The Net Promoter Score has a whole host of benefits to do with the logistics of implementing the NPS survey. From the perspective of a customer, NPS surveys are super easy, quick and straightforward to answer. There’s only one main question, “How likely are to recommend us to a friend on a scale of 0-10?” and a follow up question asking the customer to elaborate on why they gave that score. All-in-all, the survey should take no more than a couple minutes to complete. This is a bonus for both customers and the business as each additional question asked reduces the likelihood the survey will be completed dramatically.
Furthermore, the NPS survey both easy to implement and complete. You can vary your delivery method depending on which you find is the most effective. Customers can complete it online (perhaps with a website pop-up), through email or on the phone.The NPS is also a single number that is easy to calculate and track. There are no complex calculations with indices or correlation coefficients. It’s also inexpensive, you don’t need to hire a specialist statistician work out your NPS.

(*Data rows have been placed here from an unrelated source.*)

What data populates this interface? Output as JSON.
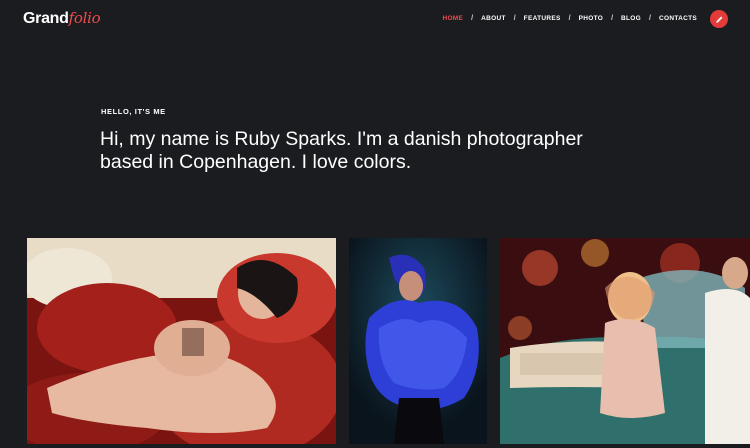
{
  "brand": {
    "name_main": "Grand",
    "name_accent": "folio",
    "accent_color": "#ef4b4b"
  },
  "nav": {
    "items": [
      {
        "label": "HOME",
        "active": true
      },
      {
        "label": "ABOUT",
        "active": false
      },
      {
        "label": "FEATURES",
        "active": false
      },
      {
        "label": "PHOTO",
        "active": false
      },
      {
        "label": "BLOG",
        "active": false
      },
      {
        "label": "CONTACTS",
        "active": false
      }
    ],
    "separator": "/",
    "action_icon": "pencil-icon"
  },
  "intro": {
    "eyebrow": "HELLO, IT'S ME",
    "line1": "Hi, my name is Ruby Sparks. I'm a danish photographer",
    "line2": "based in Copenhagen. I love colors."
  },
  "gallery": {
    "items": [
      {
        "icon": "photo-woman-red-sofa"
      },
      {
        "icon": "photo-woman-blue-fur"
      },
      {
        "icon": "photo-couple-vintage-car"
      }
    ]
  },
  "colors": {
    "background": "#1b1c20",
    "accent": "#ef4b4b",
    "button": "#e33a3a"
  }
}
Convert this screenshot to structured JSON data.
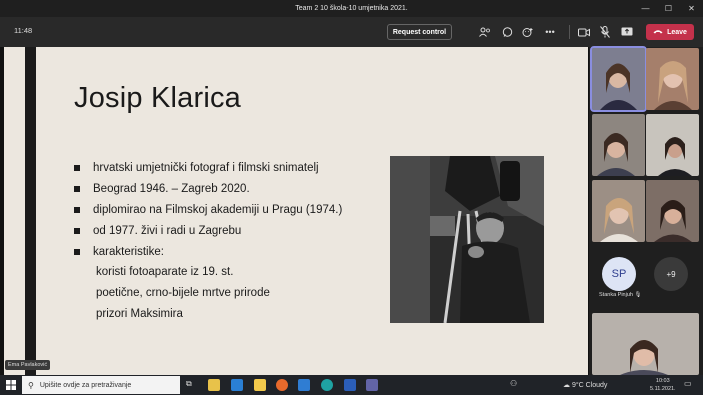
{
  "window": {
    "title": "Team 2 10 škola-10 umjetnika 2021."
  },
  "toolbar": {
    "time": "11:48",
    "request_control_label": "Request control",
    "leave_label": "Leave"
  },
  "slide": {
    "title": "Josip Klarica",
    "bullets": [
      "hrvatski umjetnički fotograf i filmski snimatelj",
      "Beograd 1946. – Zagreb 2020.",
      "diplomirao na Filmskoj akademiji u Pragu (1974.)",
      "od 1977. živi i radi u Zagrebu",
      "karakteristike:"
    ],
    "subitems": [
      "koristi fotoaparate iz 19. st.",
      "poetične, crno-bijele mrtve prirode",
      "prizori Maksimira"
    ]
  },
  "presenter_tag": "Ema Pavlaković",
  "participants": {
    "avatar_initials": "SP",
    "avatar_name": "Stanka Pinjuh",
    "more_count": "+9"
  },
  "taskbar": {
    "search_placeholder": "Upišite ovdje za pretraživanje",
    "weather": "9°C  Cloudy",
    "time": "10:03",
    "date": "5.11.2021."
  },
  "colors": {
    "leave": "#c4314b",
    "slide_bg": "#ece7df",
    "active_outline": "#8a8ee0"
  }
}
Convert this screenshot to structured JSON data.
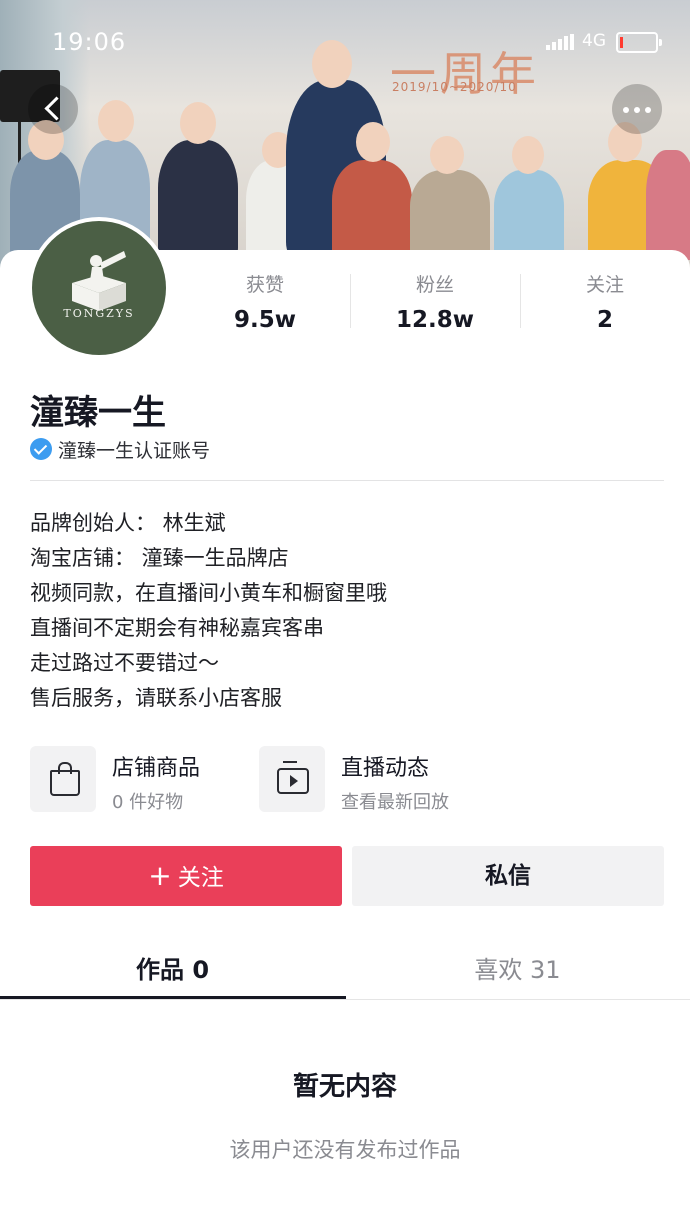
{
  "status_bar": {
    "time": "19:06",
    "network": "4G"
  },
  "cover": {
    "banner_text": "一周年",
    "banner_date": "2019/10~2020/10"
  },
  "profile": {
    "avatar_text": "TONGZYS",
    "name": "潼臻一生",
    "verified_text": "潼臻一生认证账号"
  },
  "stats": [
    {
      "label": "获赞",
      "value": "9.5w"
    },
    {
      "label": "粉丝",
      "value": "12.8w"
    },
    {
      "label": "关注",
      "value": "2"
    }
  ],
  "bio": [
    "品牌创始人：  林生斌",
    "淘宝店铺：  潼臻一生品牌店",
    "视频同款，在直播间小黄车和橱窗里哦",
    "直播间不定期会有神秘嘉宾客串",
    "走过路过不要错过～",
    "售后服务，请联系小店客服"
  ],
  "features": [
    {
      "title": "店铺商品",
      "subtitle": "0 件好物",
      "icon": "shopping-bag-icon"
    },
    {
      "title": "直播动态",
      "subtitle": "查看最新回放",
      "icon": "tv-play-icon"
    }
  ],
  "actions": {
    "follow_plus": "+",
    "follow_label": "关注",
    "message_label": "私信"
  },
  "tabs": [
    {
      "label": "作品 0",
      "active": true
    },
    {
      "label": "喜欢 31",
      "active": false
    }
  ],
  "empty_state": {
    "title": "暂无内容",
    "subtitle": "该用户还没有发布过作品"
  },
  "colors": {
    "accent": "#ea3f59",
    "verified": "#3c9cf0",
    "avatar_bg": "#4b5f45"
  }
}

3. Track changes over time
We generally recommend that you survey your customers about twice a year for smaller businesses. This means that you’ll be able to track changes in your NPS and performance over time. Depending on how frequently you survey your customers it is also entirely possible to do month-to-month tracking or quarterly tracking as well as year-on-year tracking. All these different factors may give you an indication if your NPS is affected by something seasonal.
4. Benchmark against competitors

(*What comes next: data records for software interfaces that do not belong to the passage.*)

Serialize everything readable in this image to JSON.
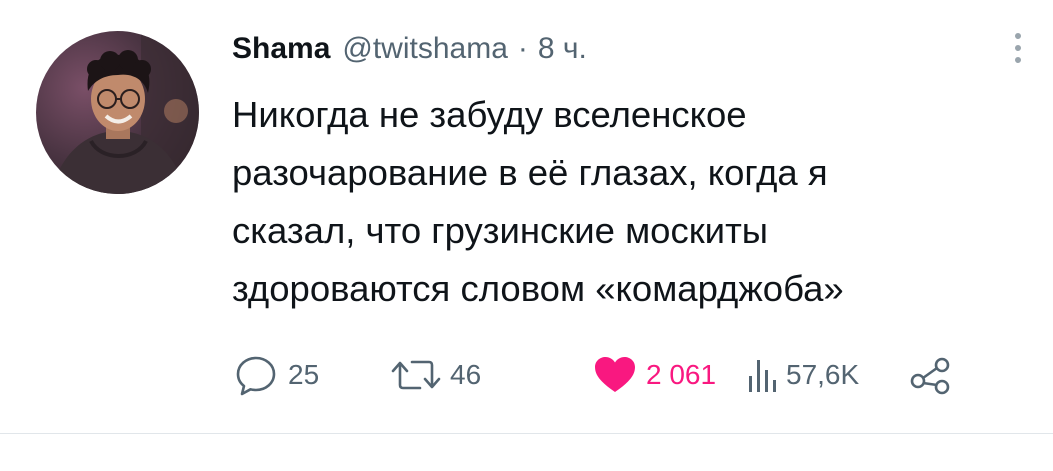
{
  "tweet": {
    "author_name": "Shama",
    "author_handle": "@twitshama",
    "separator": "·",
    "time": "8 ч.",
    "text_lines": [
      "Никогда не забуду вселенское",
      "разочарование в её глазах, когда я",
      "сказал, что грузинские москиты",
      "здороваются словом «комарджоба»"
    ]
  },
  "actions": {
    "replies": "25",
    "retweets": "46",
    "likes": "2 061",
    "views": "57,6K"
  },
  "icons": {
    "reply": "reply-icon",
    "retweet": "retweet-icon",
    "like": "heart-icon",
    "views": "views-icon",
    "share": "share-icon",
    "more": "more-vertical-icon"
  },
  "colors": {
    "text": "#0f1419",
    "secondary": "#536471",
    "like": "#f91880"
  }
}
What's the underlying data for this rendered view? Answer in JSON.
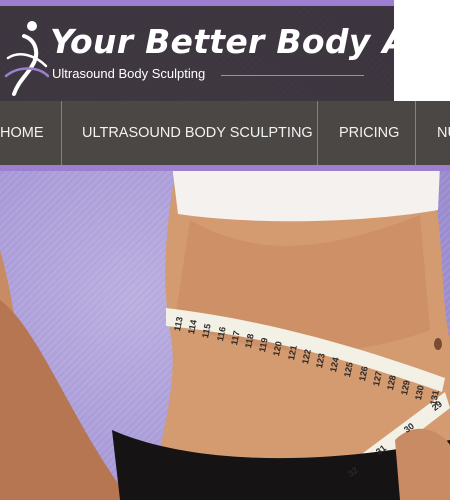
{
  "site": {
    "title": "Your Better Body AZ",
    "tagline": "Ultrasound Body Sculpting"
  },
  "nav": {
    "items": [
      {
        "label": "HOME"
      },
      {
        "label": "ULTRASOUND BODY SCULPTING"
      },
      {
        "label": "PRICING"
      },
      {
        "label": "NU"
      }
    ]
  },
  "colors": {
    "accent": "#9c7fd1",
    "header_bg": "#2d2828",
    "nav_bg": "#4b4745",
    "hero_bg": "#a597d6"
  },
  "icons": [
    "figure-logo-icon"
  ],
  "hero": {
    "measuring_tape_numbers": [
      "113",
      "114",
      "115",
      "116",
      "117",
      "118",
      "119",
      "120",
      "121",
      "122",
      "123",
      "124",
      "125",
      "126",
      "127",
      "128",
      "129",
      "130",
      "131"
    ],
    "lower_tape_numbers": [
      "29",
      "30",
      "31",
      "32"
    ]
  }
}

NPS is a globally-recognized and very common measure of customer loyalty. Due to its wide implementation it is pretty easy to use NPS as a benchmark against your competitors in the same industry. Your score gains relevance in the context of how you are performing against your competitors. If your score is 65 and the industry average is 70, you know that your business has some work to do.
Limitations of NPS (and how to overcome them):

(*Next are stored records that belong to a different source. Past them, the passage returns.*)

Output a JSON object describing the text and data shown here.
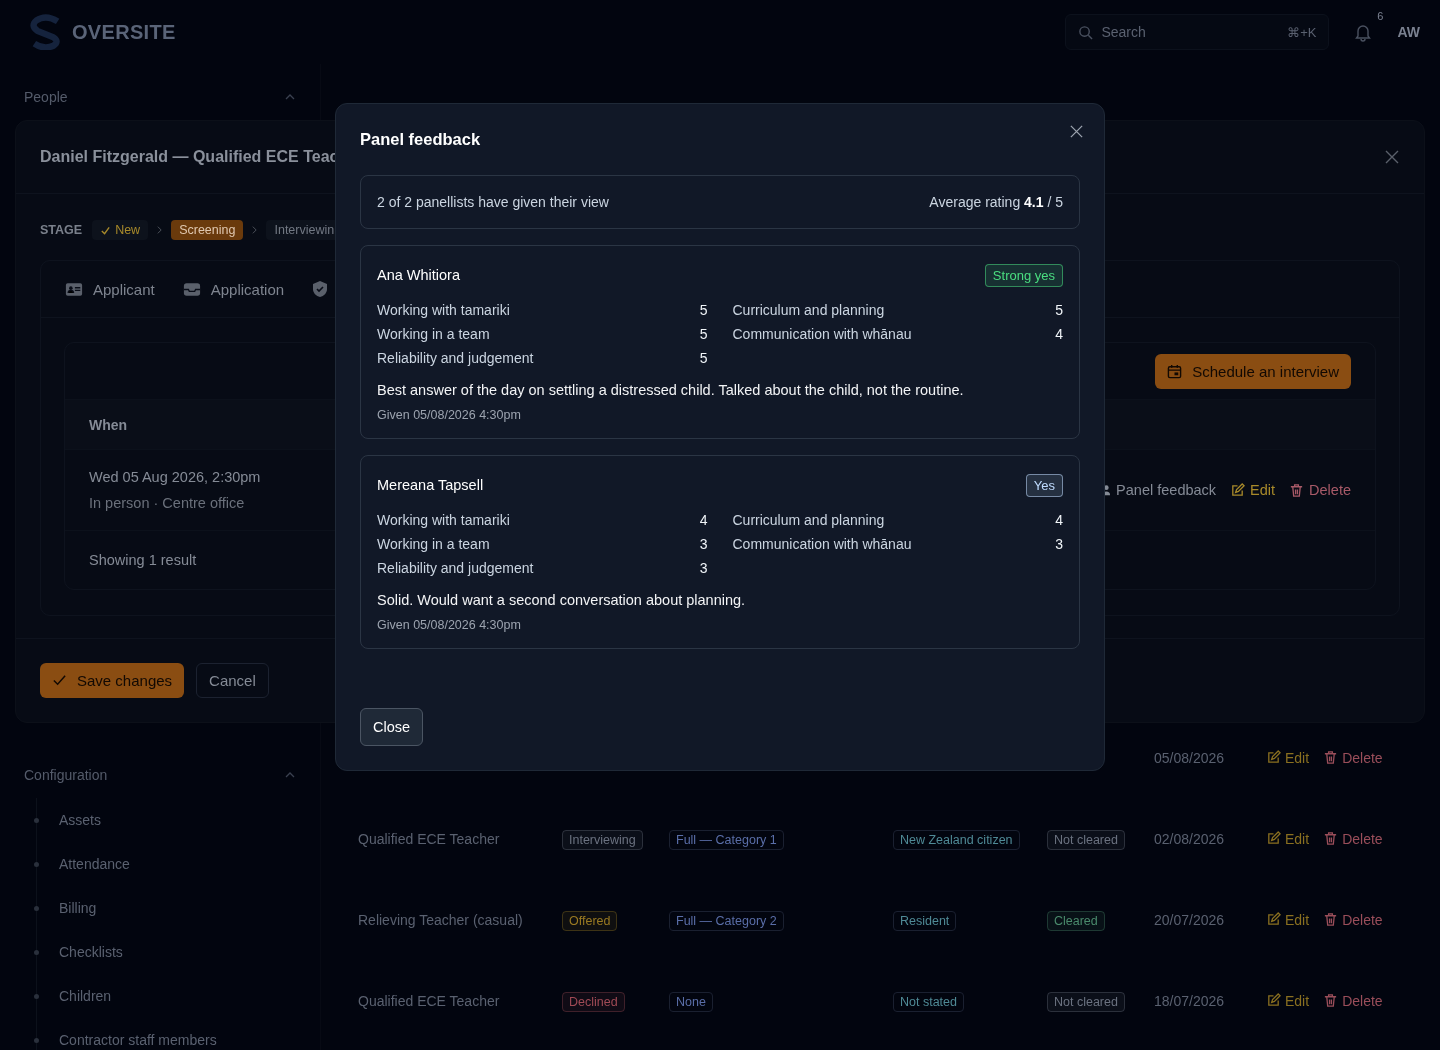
{
  "app": {
    "brand": "OVERSITE",
    "search": {
      "placeholder": "Search",
      "shortcut": "⌘+K"
    },
    "notification_count": "6",
    "user_initials": "AW"
  },
  "sidebar": {
    "sections": [
      {
        "title": "People",
        "expanded": true
      },
      {
        "title": "Configuration",
        "expanded": true,
        "items": [
          "Assets",
          "Attendance",
          "Billing",
          "Checklists",
          "Children",
          "Contractor staff members"
        ]
      }
    ]
  },
  "applications_table": {
    "rows": [
      {
        "date": "05/08/2026",
        "actions": [
          "Edit",
          "Delete"
        ]
      },
      {
        "role": "Qualified ECE Teacher",
        "stage": {
          "label": "Interviewing",
          "color": "#6b7280"
        },
        "category": "Full — Category 1",
        "residency": "New Zealand citizen",
        "police_check": {
          "label": "Not cleared",
          "color": "#6b7280"
        },
        "date": "02/08/2026",
        "actions": [
          "Edit",
          "Delete"
        ]
      },
      {
        "role": "Relieving Teacher (casual)",
        "stage": {
          "label": "Offered",
          "color": "#9a7a22"
        },
        "category": "Full — Category 2",
        "residency": "Resident",
        "police_check": {
          "label": "Cleared",
          "color": "#4a8a6c"
        },
        "date": "20/07/2026",
        "actions": [
          "Edit",
          "Delete"
        ]
      },
      {
        "role": "Qualified ECE Teacher",
        "stage": {
          "label": "Declined",
          "color": "#a04a55"
        },
        "category": "None",
        "residency": "Not stated",
        "police_check": {
          "label": "Not cleared",
          "color": "#6b7280"
        },
        "date": "18/07/2026",
        "actions": [
          "Edit",
          "Delete"
        ]
      }
    ]
  },
  "dialog": {
    "title": "Daniel Fitzgerald — Qualified ECE Teac",
    "stage_label": "STAGE",
    "stages": [
      {
        "label": "New",
        "kind": "done"
      },
      {
        "label": "Screening",
        "kind": "current"
      },
      {
        "label": "Interviewin",
        "kind": "upcoming"
      }
    ],
    "tabs": [
      "Applicant",
      "Application"
    ],
    "interviews": {
      "action": "Schedule an interview",
      "columns": [
        "When"
      ],
      "rows": [
        {
          "when": "Wed 05 Aug 2026, 2:30pm",
          "where": "In person · Centre office",
          "actions": [
            "Panel feedback",
            "Edit",
            "Delete"
          ]
        }
      ],
      "footer": "Showing 1 result"
    },
    "buttons": [
      "Save changes",
      "Cancel"
    ]
  },
  "modal": {
    "title": "Panel feedback",
    "summary": {
      "text": "2 of 2 panellists have given their view",
      "average": "Average rating **4.1** / 5"
    },
    "feedback": [
      {
        "panellist": "Ana Whitiora",
        "verdict": {
          "label": "Strong yes",
          "color": "#4ade80"
        },
        "scores": [
          {
            "criterion": "Working with tamariki",
            "score": "5"
          },
          {
            "criterion": "Curriculum and planning",
            "score": "5"
          },
          {
            "criterion": "Working in a team",
            "score": "5"
          },
          {
            "criterion": "Communication with whānau",
            "score": "4"
          },
          {
            "criterion": "Reliability and judgement",
            "score": "5"
          }
        ],
        "comment": "Best answer of the day on settling a distressed child. Talked about the child, not the routine.",
        "given": "Given 05/08/2026 4:30pm"
      },
      {
        "panellist": "Mereana Tapsell",
        "verdict": {
          "label": "Yes",
          "color": "#bfdbfe"
        },
        "scores": [
          {
            "criterion": "Working with tamariki",
            "score": "4"
          },
          {
            "criterion": "Curriculum and planning",
            "score": "4"
          },
          {
            "criterion": "Working in a team",
            "score": "3"
          },
          {
            "criterion": "Communication with whānau",
            "score": "3"
          },
          {
            "criterion": "Reliability and judgement",
            "score": "3"
          }
        ],
        "comment": "Solid. Would want a second conversation about planning.",
        "given": "Given 05/08/2026 4:30pm"
      }
    ],
    "close": "Close"
  }
}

1. Always remember to avoid tunnel vision and make sure to follow up
One of the biggest issues with NPS can be the lack of systematic follow up. Sometimes it can be easy to fall into the trap of getting some tunnel vision and focusing on the score as the be all and end all. However, the most important part of the NPS is the feedback generated after the initial question. Fundamentally, the follow up request for feedback is vital as without it, the NPS is just a number. Feedback from detractors is just as important as feedback from promoters as it will give you an idea of which areas will need to improve and insight that can inform your strategy.
2. Be prepared with a plan
Again, the NPS survey is only the first step to understanding your customers. Asking follow-up questions can give you direction to where you need to improve, but then comes the follow-up plan. Say your scores are low in comparison to your industry competitors, what will you do next? You’ll need an action plan for addressing the feedback from detractors. This also may sound mind-numbingly simple, but remember to implement your action plan. Customers can tell if their feedback went nowhere, and it will show on the tracking of your NPS over time.
3. Try to use NPS in conjunction with other customer satisfaction and experience surveys.
If your scores are low, you may want to deploy more customer feedback surveys to gain more specific insights. While one of the advantages of NPS is that it shows you the big picture – if you don’t find out more specifics as to where customers are becoming dissatisfied in their journey – it can be a disadvantage. Remember, there are more specific ways to delve deeper into customer satisfaction like the CSAT.
Read “What else to ask in a customer satisfaction survey” to find out more!
About Lucy Li
Lucy is a writer and editor at Displayr. She previously worked in media and the entertainment news industry before making the jump into data science. Catch her scouring the internet trying to find datasets to answer all the crazy questions she has and trying to make pretty visualizations. An Oxford Comma supporter.